(Problem): Filter the records below for the word "title". Keep each line that has it.

[App and web page records]
▬▬▬

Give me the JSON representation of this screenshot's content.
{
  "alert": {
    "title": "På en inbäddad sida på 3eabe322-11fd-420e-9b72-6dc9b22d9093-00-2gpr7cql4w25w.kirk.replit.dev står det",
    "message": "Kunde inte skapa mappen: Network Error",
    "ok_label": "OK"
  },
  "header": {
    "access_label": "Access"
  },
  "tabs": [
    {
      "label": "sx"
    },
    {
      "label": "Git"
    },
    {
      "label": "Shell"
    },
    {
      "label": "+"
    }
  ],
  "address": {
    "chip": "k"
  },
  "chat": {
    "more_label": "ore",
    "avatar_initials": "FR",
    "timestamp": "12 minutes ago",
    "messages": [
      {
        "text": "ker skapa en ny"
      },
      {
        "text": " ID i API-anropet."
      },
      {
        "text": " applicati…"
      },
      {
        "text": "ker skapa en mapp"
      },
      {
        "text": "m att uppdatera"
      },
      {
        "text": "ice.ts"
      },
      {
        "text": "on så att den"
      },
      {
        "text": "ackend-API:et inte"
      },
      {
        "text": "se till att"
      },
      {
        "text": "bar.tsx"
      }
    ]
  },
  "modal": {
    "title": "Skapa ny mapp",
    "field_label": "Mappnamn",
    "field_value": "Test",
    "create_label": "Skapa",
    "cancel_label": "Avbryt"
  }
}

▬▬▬

(Solution for this task):
    "title": "På en inbäddad sida på 3eabe322-11fd-420e-9b72-6dc9b22d9093-00-2gpr7cql4w25w.kirk.replit.dev står det",
    "title": "Skapa ny mapp",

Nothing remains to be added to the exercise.